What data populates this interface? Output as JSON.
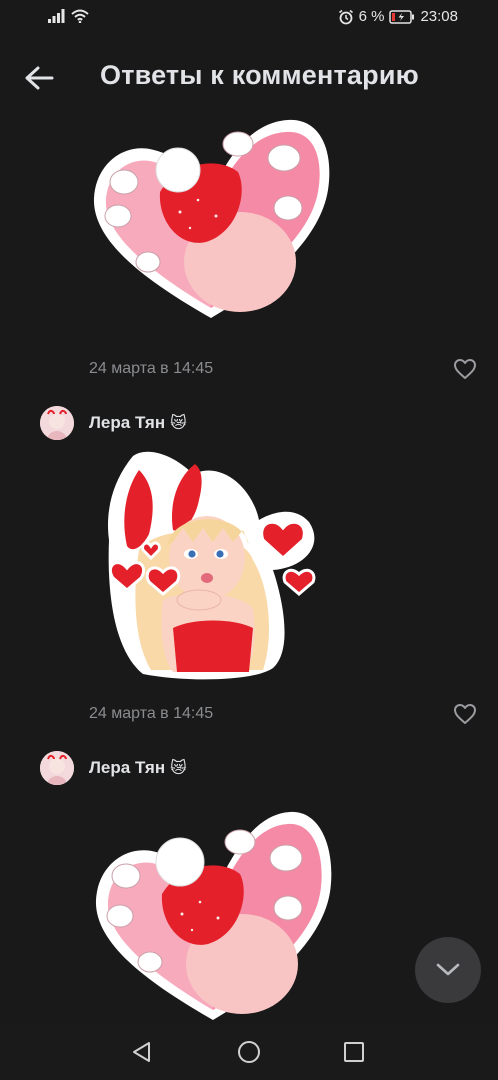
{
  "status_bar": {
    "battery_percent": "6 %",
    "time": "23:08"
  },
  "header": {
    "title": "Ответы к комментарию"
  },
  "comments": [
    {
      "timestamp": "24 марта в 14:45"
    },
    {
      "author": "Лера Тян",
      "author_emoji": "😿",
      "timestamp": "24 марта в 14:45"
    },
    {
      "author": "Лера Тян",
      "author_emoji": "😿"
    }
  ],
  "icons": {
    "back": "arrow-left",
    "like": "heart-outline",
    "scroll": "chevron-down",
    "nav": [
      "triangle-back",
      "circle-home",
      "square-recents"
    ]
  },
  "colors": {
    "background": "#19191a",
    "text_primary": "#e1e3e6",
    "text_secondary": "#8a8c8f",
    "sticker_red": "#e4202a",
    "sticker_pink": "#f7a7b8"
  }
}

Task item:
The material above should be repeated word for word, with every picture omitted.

Answer to this exercise:
What data populates this interface? Output as JSON.
{
  "status_bar": {
    "battery_percent": "6 %",
    "time": "23:08"
  },
  "header": {
    "title": "Ответы к комментарию"
  },
  "comments": [
    {
      "timestamp": "24 марта в 14:45"
    },
    {
      "author": "Лера Тян",
      "author_emoji": "😿",
      "timestamp": "24 марта в 14:45"
    },
    {
      "author": "Лера Тян",
      "author_emoji": "😿"
    }
  ],
  "icons": {
    "back": "arrow-left",
    "like": "heart-outline",
    "scroll": "chevron-down",
    "nav": [
      "triangle-back",
      "circle-home",
      "square-recents"
    ]
  },
  "colors": {
    "background": "#19191a",
    "text_primary": "#e1e3e6",
    "text_secondary": "#8a8c8f",
    "sticker_red": "#e4202a",
    "sticker_pink": "#f7a7b8"
  }
}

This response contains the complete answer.